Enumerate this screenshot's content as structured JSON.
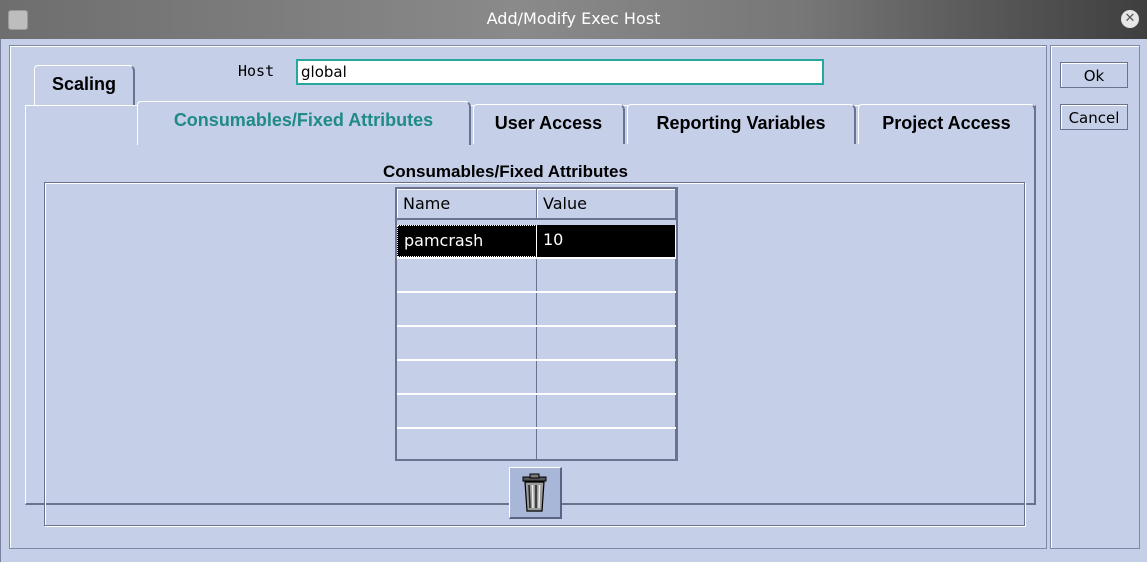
{
  "window": {
    "title": "Add/Modify Exec Host",
    "close_icon": "close-icon",
    "menu_icon": "window-menu-icon"
  },
  "host": {
    "label": "Host",
    "value": "global"
  },
  "tabs": [
    {
      "label": "Scaling",
      "active": false
    },
    {
      "label": "Consumables/Fixed Attributes",
      "active": true
    },
    {
      "label": "User Access",
      "active": false
    },
    {
      "label": "Reporting Variables",
      "active": false
    },
    {
      "label": "Project Access",
      "active": false
    }
  ],
  "group": {
    "title": "Consumables/Fixed Attributes"
  },
  "table": {
    "columns": [
      "Name",
      "Value"
    ],
    "rows": [
      {
        "name": "pamcrash",
        "value": "10",
        "selected": true
      },
      {
        "name": "",
        "value": ""
      },
      {
        "name": "",
        "value": ""
      },
      {
        "name": "",
        "value": ""
      },
      {
        "name": "",
        "value": ""
      },
      {
        "name": "",
        "value": ""
      },
      {
        "name": "",
        "value": ""
      }
    ]
  },
  "actions": {
    "ok_label": "Ok",
    "cancel_label": "Cancel",
    "delete_icon": "trash-icon"
  },
  "colors": {
    "background": "#c5cfe8",
    "active_tab_text": "#1f8a86",
    "input_border": "#2aa6a0",
    "selection": "#000000"
  }
}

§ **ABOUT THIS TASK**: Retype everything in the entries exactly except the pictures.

§ **ANSWER SECTION**:
Enumerate this screenshot's content as structured JSON.
{
  "window": {
    "title": "Add/Modify Exec Host",
    "close_icon": "close-icon",
    "menu_icon": "window-menu-icon"
  },
  "host": {
    "label": "Host",
    "value": "global"
  },
  "tabs": [
    {
      "label": "Scaling",
      "active": false
    },
    {
      "label": "Consumables/Fixed Attributes",
      "active": true
    },
    {
      "label": "User Access",
      "active": false
    },
    {
      "label": "Reporting Variables",
      "active": false
    },
    {
      "label": "Project Access",
      "active": false
    }
  ],
  "group": {
    "title": "Consumables/Fixed Attributes"
  },
  "table": {
    "columns": [
      "Name",
      "Value"
    ],
    "rows": [
      {
        "name": "pamcrash",
        "value": "10",
        "selected": true
      },
      {
        "name": "",
        "value": ""
      },
      {
        "name": "",
        "value": ""
      },
      {
        "name": "",
        "value": ""
      },
      {
        "name": "",
        "value": ""
      },
      {
        "name": "",
        "value": ""
      },
      {
        "name": "",
        "value": ""
      }
    ]
  },
  "actions": {
    "ok_label": "Ok",
    "cancel_label": "Cancel",
    "delete_icon": "trash-icon"
  },
  "colors": {
    "background": "#c5cfe8",
    "active_tab_text": "#1f8a86",
    "input_border": "#2aa6a0",
    "selection": "#000000"
  }
}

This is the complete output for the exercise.